● **Data for the task**:
╭──

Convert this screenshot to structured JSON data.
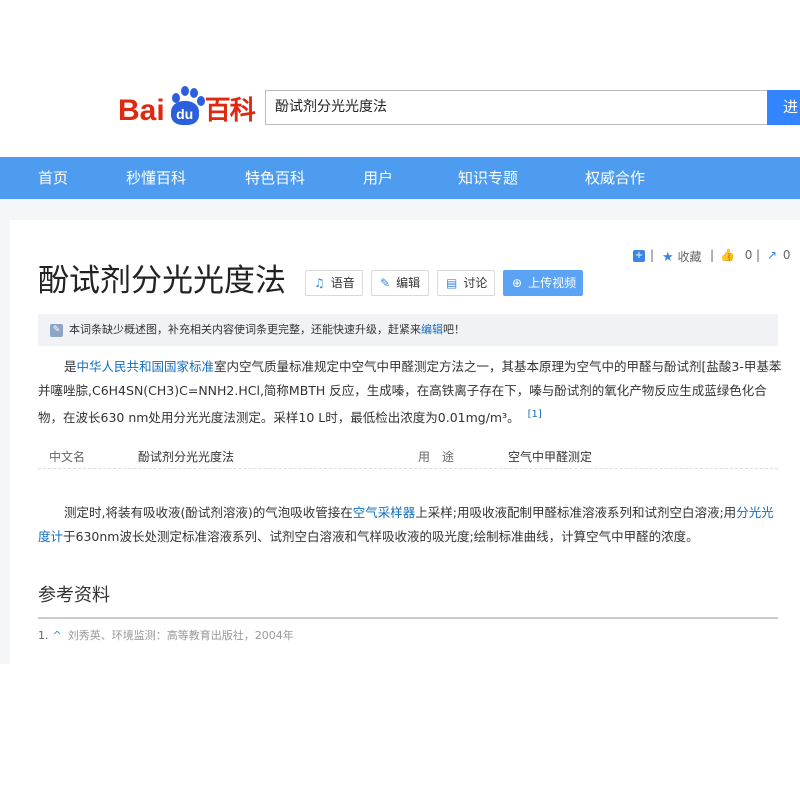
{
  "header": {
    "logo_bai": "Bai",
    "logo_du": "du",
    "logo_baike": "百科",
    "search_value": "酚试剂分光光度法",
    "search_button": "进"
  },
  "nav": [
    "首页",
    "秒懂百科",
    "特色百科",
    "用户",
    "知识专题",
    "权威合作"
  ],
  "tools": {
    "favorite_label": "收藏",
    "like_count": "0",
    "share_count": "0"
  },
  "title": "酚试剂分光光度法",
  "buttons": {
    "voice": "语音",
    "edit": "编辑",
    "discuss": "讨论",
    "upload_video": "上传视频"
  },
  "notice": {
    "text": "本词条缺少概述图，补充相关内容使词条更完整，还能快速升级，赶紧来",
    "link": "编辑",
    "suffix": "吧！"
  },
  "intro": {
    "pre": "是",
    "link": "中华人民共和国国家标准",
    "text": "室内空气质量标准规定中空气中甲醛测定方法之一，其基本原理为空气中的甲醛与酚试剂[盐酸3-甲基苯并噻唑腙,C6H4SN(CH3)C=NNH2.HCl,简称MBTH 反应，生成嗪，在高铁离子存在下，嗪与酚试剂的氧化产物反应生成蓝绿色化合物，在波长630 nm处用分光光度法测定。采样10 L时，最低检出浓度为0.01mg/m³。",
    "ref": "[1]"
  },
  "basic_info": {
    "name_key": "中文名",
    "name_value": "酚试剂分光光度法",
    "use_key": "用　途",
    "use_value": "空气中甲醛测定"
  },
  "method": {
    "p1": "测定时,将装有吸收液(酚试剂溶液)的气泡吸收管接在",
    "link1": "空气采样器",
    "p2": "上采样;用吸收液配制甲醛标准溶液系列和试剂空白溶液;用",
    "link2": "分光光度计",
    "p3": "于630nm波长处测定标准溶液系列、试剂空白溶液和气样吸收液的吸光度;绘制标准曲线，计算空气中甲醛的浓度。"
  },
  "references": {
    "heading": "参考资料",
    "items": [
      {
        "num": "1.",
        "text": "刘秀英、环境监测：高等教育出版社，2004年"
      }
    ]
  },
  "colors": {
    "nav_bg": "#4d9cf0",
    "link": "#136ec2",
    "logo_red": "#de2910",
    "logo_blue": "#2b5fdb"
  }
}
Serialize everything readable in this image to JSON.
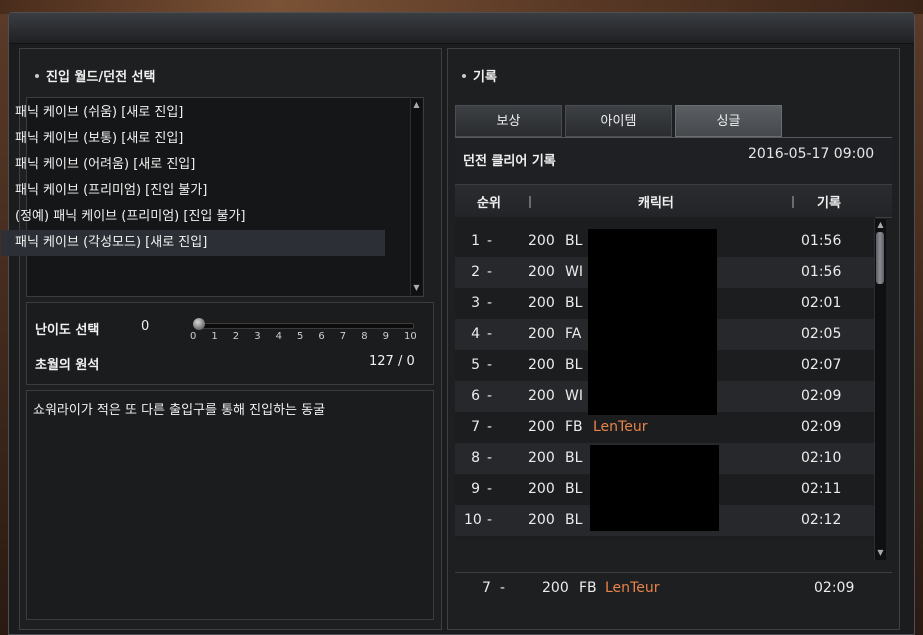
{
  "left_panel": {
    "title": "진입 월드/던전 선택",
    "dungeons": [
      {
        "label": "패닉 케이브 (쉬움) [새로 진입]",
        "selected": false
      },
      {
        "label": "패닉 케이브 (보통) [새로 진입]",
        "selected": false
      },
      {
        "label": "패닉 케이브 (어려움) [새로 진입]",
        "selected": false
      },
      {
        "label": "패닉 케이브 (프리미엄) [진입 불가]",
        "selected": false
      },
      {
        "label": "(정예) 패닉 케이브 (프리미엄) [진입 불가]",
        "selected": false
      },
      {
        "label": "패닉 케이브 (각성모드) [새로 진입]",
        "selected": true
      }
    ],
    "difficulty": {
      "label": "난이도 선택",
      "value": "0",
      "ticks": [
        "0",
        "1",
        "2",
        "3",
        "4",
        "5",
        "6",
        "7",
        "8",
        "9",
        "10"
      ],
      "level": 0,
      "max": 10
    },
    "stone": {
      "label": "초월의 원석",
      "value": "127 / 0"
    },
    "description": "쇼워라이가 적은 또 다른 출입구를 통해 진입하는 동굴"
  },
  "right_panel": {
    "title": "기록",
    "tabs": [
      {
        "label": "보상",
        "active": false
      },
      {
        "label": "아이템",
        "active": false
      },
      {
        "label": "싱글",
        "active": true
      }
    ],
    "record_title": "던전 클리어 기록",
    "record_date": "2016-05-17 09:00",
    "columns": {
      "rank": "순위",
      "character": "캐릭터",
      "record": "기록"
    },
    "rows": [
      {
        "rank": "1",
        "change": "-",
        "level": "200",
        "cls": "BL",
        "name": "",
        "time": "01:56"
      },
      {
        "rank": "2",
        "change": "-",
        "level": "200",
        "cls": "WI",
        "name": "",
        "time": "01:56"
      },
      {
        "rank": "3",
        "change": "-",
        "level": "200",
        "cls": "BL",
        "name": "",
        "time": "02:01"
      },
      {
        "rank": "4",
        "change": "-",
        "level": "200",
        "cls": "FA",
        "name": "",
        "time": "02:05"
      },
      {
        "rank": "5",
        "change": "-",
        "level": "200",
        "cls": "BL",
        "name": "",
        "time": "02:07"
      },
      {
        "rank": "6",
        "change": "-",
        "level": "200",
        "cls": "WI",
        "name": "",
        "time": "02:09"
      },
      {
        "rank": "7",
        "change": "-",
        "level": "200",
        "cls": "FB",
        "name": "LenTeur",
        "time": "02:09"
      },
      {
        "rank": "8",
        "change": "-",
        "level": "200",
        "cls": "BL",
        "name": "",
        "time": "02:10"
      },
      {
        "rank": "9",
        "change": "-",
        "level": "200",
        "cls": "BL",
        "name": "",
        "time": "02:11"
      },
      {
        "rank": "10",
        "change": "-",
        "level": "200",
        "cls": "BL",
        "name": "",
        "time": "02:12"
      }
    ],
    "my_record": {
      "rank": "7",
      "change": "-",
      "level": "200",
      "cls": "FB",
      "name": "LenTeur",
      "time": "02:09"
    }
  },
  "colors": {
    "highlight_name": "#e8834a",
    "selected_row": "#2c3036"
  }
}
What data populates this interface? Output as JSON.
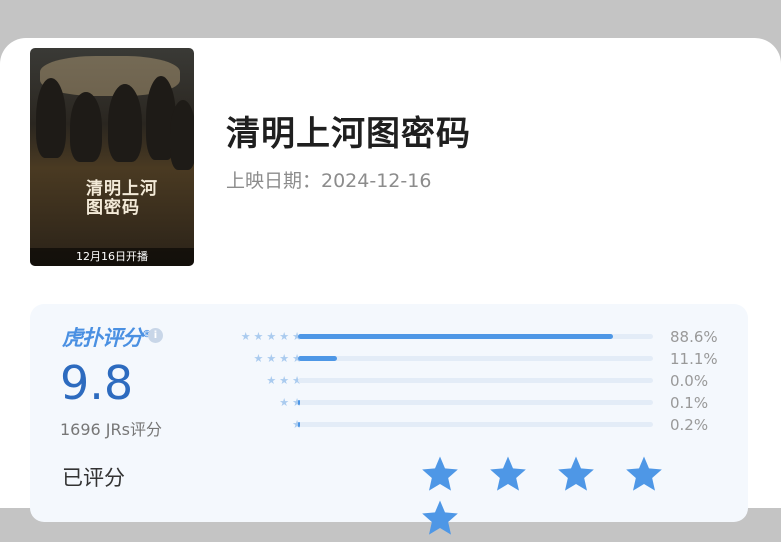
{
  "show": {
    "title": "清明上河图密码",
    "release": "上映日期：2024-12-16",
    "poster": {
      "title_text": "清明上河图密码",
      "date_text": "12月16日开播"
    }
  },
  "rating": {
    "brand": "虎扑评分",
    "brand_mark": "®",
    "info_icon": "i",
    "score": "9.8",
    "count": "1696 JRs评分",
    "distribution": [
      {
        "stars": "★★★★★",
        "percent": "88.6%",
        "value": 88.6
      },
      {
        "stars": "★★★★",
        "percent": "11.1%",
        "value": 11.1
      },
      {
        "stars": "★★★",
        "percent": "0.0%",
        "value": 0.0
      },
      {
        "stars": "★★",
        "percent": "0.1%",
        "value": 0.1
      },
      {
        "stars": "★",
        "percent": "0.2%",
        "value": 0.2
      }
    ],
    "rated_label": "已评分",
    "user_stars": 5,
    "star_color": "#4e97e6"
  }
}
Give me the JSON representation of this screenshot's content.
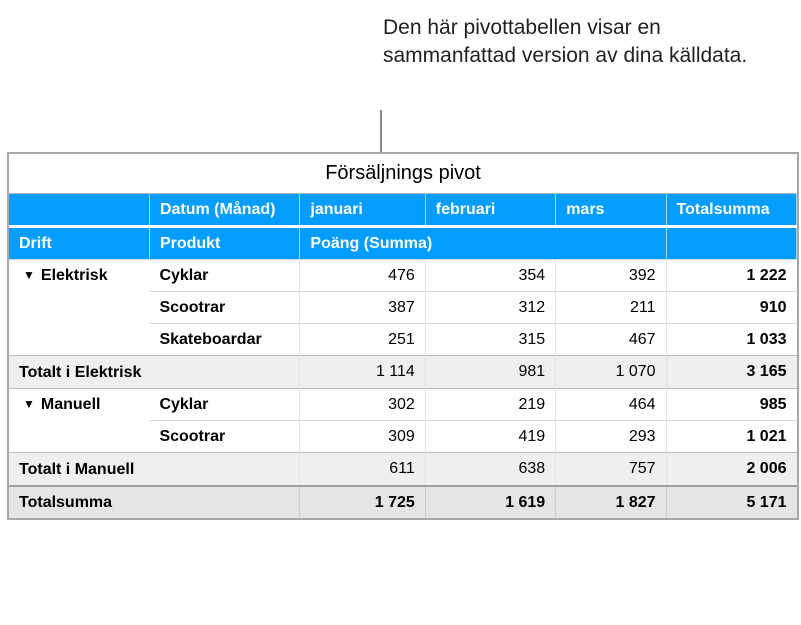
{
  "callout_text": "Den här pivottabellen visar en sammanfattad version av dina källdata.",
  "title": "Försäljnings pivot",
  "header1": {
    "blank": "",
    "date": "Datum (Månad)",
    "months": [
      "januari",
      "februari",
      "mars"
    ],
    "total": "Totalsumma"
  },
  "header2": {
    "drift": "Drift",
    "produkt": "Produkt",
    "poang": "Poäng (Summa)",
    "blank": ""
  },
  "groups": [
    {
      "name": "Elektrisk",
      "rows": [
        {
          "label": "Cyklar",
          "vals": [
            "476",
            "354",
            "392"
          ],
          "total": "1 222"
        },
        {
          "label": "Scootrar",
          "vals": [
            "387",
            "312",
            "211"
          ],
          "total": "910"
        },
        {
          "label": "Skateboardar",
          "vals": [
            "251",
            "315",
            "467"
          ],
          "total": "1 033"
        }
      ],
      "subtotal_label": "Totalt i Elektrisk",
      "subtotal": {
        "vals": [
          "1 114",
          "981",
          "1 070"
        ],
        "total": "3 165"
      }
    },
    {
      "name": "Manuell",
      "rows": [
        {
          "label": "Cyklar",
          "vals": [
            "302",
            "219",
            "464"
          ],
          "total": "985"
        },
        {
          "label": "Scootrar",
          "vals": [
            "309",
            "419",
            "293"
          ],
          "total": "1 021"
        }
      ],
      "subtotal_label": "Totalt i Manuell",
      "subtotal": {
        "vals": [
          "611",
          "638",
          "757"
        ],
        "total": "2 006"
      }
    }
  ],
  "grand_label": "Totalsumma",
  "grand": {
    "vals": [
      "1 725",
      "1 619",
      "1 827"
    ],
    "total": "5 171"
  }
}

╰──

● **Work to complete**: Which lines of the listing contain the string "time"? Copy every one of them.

● **Response to the task**:
        "time": "01:56"
        "time": "01:56"
        "time": "02:01"
        "time": "02:05"
        "time": "02:07"
        "time": "02:09"
        "time": "02:09"
        "time": "02:10"
        "time": "02:11"
        "time": "02:12"
      "time": "02:09"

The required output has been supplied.